Entire human culture is based on the power of producing new signs and sign systems.
The studies of signs are the main focus of modern semiology, whose foundations were laid by Ferdinand de Saussure at the beginning of the 15th century, revived in the 1960s by the French structuralists.
Even though the images had unrealistic colors, the reverse perspective and abstract decorative forms, the anthropomorphism remained, as the reminder of the Gods’ incarnation.
St Demetrius of Thessalonica, Andrei Rublev, 1425–1427, The Trinity Cathedral in the Trinity-Sergius Lavra, Russia The Hospitality of Abraham (Old Testament Trinity), XIV century, The Tretyakov Gallery, Moscow, Russia This connection between the representation of human body in art and studies of divine incarnation was main argument during the iconoclasm debate.
The center of spirituality becomes the head, while the body loses its primacy because the eyes were the bearer of spiritual focus.

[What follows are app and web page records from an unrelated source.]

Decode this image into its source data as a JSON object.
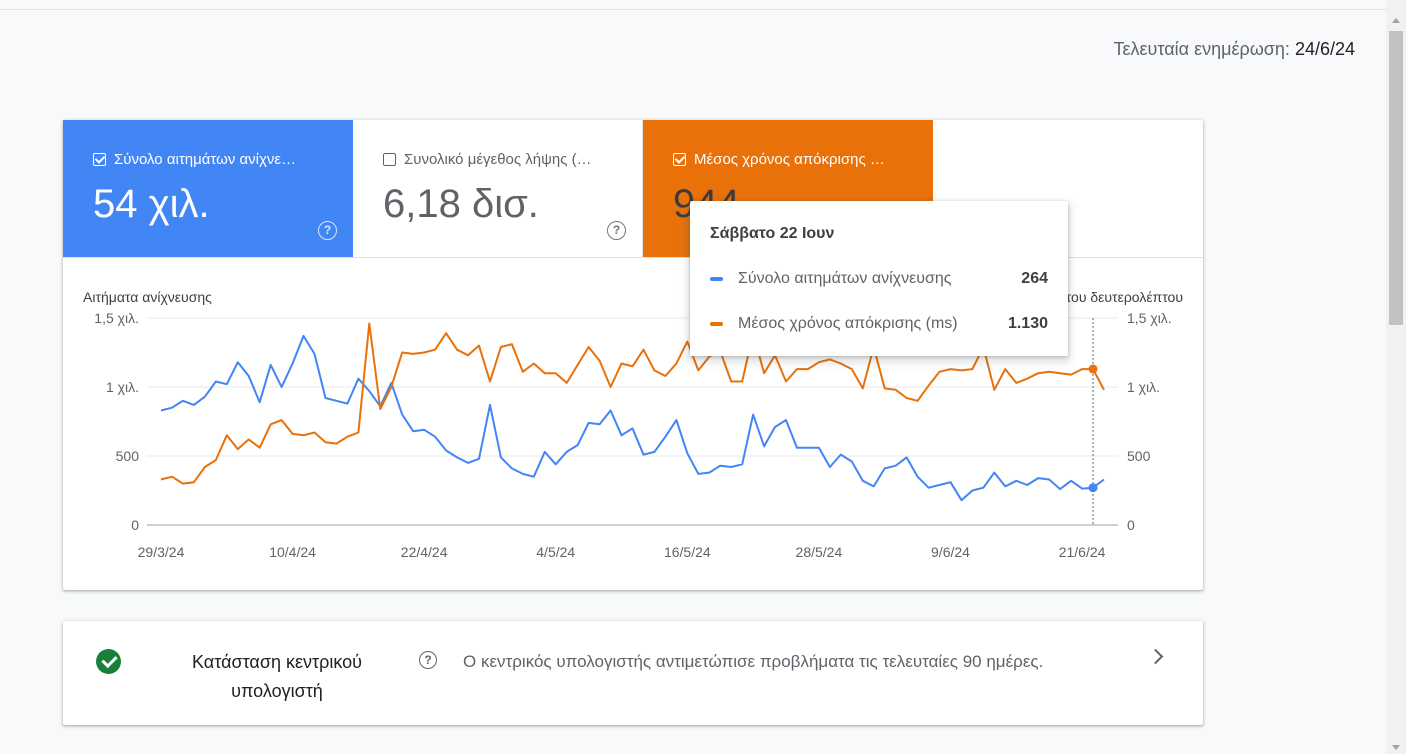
{
  "header": {
    "last_updated_label": "Τελευταία ενημέρωση:",
    "last_updated_date": "24/6/24"
  },
  "tiles": [
    {
      "label": "Σύνολο αιτημάτων ανίχνε…",
      "value": "54 χιλ.",
      "checked": true,
      "color": "#4285f4"
    },
    {
      "label": "Συνολικό μέγεθος λήψης (…",
      "value": "6,18 δισ.",
      "checked": false,
      "color": "#ffffff"
    },
    {
      "label": "Μέσος χρόνος απόκρισης …",
      "value": "944",
      "checked": true,
      "color": "#e8710a"
    }
  ],
  "tooltip": {
    "date": "Σάββατο 22 Ιουν",
    "rows": [
      {
        "label": "Σύνολο αιτημάτων ανίχνευσης",
        "value": "264",
        "color": "#4285f4"
      },
      {
        "label": "Μέσος χρόνος απόκρισης (ms)",
        "value": "1.130",
        "color": "#e8710a"
      }
    ]
  },
  "chart_data": {
    "type": "line",
    "left_axis_title": "Αιτήματα ανίχνευσης",
    "right_axis_title": "Χιλιοστά του δευτερολέπτου",
    "left_ticks": [
      "1,5 χιλ.",
      "1 χιλ.",
      "500",
      "0"
    ],
    "right_ticks": [
      "1,5 χιλ.",
      "1 χιλ.",
      "500",
      "0"
    ],
    "ylim": [
      0,
      1500
    ],
    "x_labels": [
      "29/3/24",
      "10/4/24",
      "22/4/24",
      "4/5/24",
      "16/5/24",
      "28/5/24",
      "9/6/24",
      "21/6/24"
    ],
    "x_label_index": [
      0,
      12,
      24,
      36,
      48,
      60,
      72,
      84
    ],
    "highlight_index": 85,
    "series": [
      {
        "name": "Σύνολο αιτημάτων ανίχνευσης",
        "color": "#4285f4",
        "values": [
          830,
          850,
          900,
          870,
          930,
          1040,
          1020,
          1180,
          1080,
          890,
          1160,
          1000,
          1170,
          1370,
          1240,
          920,
          900,
          880,
          1060,
          970,
          860,
          1030,
          800,
          680,
          690,
          640,
          540,
          490,
          450,
          480,
          870,
          490,
          410,
          370,
          350,
          530,
          440,
          530,
          580,
          740,
          730,
          830,
          650,
          700,
          510,
          530,
          640,
          760,
          520,
          370,
          380,
          430,
          420,
          440,
          800,
          570,
          710,
          760,
          560,
          560,
          560,
          420,
          510,
          460,
          320,
          280,
          410,
          430,
          490,
          350,
          270,
          290,
          310,
          180,
          250,
          270,
          380,
          280,
          320,
          290,
          340,
          330,
          260,
          320,
          264,
          270,
          330
        ]
      },
      {
        "name": "Μέσος χρόνος απόκρισης (ms)",
        "color": "#e8710a",
        "values": [
          330,
          350,
          300,
          310,
          420,
          470,
          650,
          550,
          620,
          560,
          730,
          760,
          660,
          650,
          670,
          600,
          590,
          640,
          670,
          1460,
          840,
          1000,
          1250,
          1240,
          1250,
          1270,
          1390,
          1270,
          1230,
          1300,
          1040,
          1290,
          1310,
          1110,
          1170,
          1100,
          1100,
          1030,
          1160,
          1290,
          1190,
          1000,
          1170,
          1150,
          1270,
          1120,
          1080,
          1170,
          1330,
          1120,
          1220,
          1260,
          1040,
          1040,
          1390,
          1100,
          1230,
          1040,
          1130,
          1130,
          1180,
          1200,
          1170,
          1130,
          990,
          1290,
          990,
          980,
          920,
          900,
          1010,
          1110,
          1130,
          1120,
          1130,
          1290,
          980,
          1130,
          1030,
          1060,
          1100,
          1110,
          1100,
          1090,
          1130,
          1130,
          980
        ]
      }
    ]
  },
  "status": {
    "title": "Κατάσταση κεντρικού υπολογιστή",
    "description": "Ο κεντρικός υπολογιστής αντιμετώπισε προβλήματα τις τελευταίες 90 ημέρες."
  }
}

Thus, the work of art put observers in the state of passive contemplation, as described by Lazarev that icons task “was not stimulation but suppression of will.” In this context, it is interesting to note that Roger Fry, English art critic and painter, cosiders art “the expression and stimulus of imaginary life, which differs from real life by the absence of feedback.” Understanding some of the basic features of Byzantine art and spirituality, help us recognize their influence on contemporary art and culture.The problem of representation and presence is a crucial part of the theological debate that took place during the period of iconography.The Byzantine point of view was based on the division between the world of senses and the world of spirit; the material world had its ideal reflection in a harmonious supernatural world.A similar conclusion will be made by Bal and Bryson, pointing out that “any identification of icon and the entire domain of the visual is wrong.As Peirce clearly states, the iconic is a quality of the sign in relation to its object; it is best seen as a sign capable of evoking nonexistent objects because it proposes to imagine an object similar to the sign itself.The nose, if we look closer, has pores and small protrusions, so that its surface is not smooth, but uneven … Morris also notices that the portrait of a person is only slightly iconic, meaning “complete iconic sign always signifies something, because it itself represents the denotatum”, and continues,” it should be remembered that the iconic sign is similar to what it signifies, in certain aspects.That’s why iconism is a matter of degree.” As already mentioned, the problem of representation and similarity is the foundation of the Byzantine image theory, strongly influenced by the Christian dogma.The icon as the bearer of the key figure of Byzantine culture became the mediator between the earthly and the unearthly, but also the powerful weapon of the church, that assigned exclusively didactic role to art.This intermediary role is crucial for understanding the essence of the icon, because the believer pays respect not to the image itself but to the archetype represented on the image.However, Eco thinks this definition is pure tautology because “what does it mean to say that the portrait of Queen Elizabeth who painted Anigoni has the same traits as Queen Elizabeth herself?” The common-sense answers: it’s because it has the same eye shape, the same hair color, the same stature… The nose has three dimensions and the picture only two.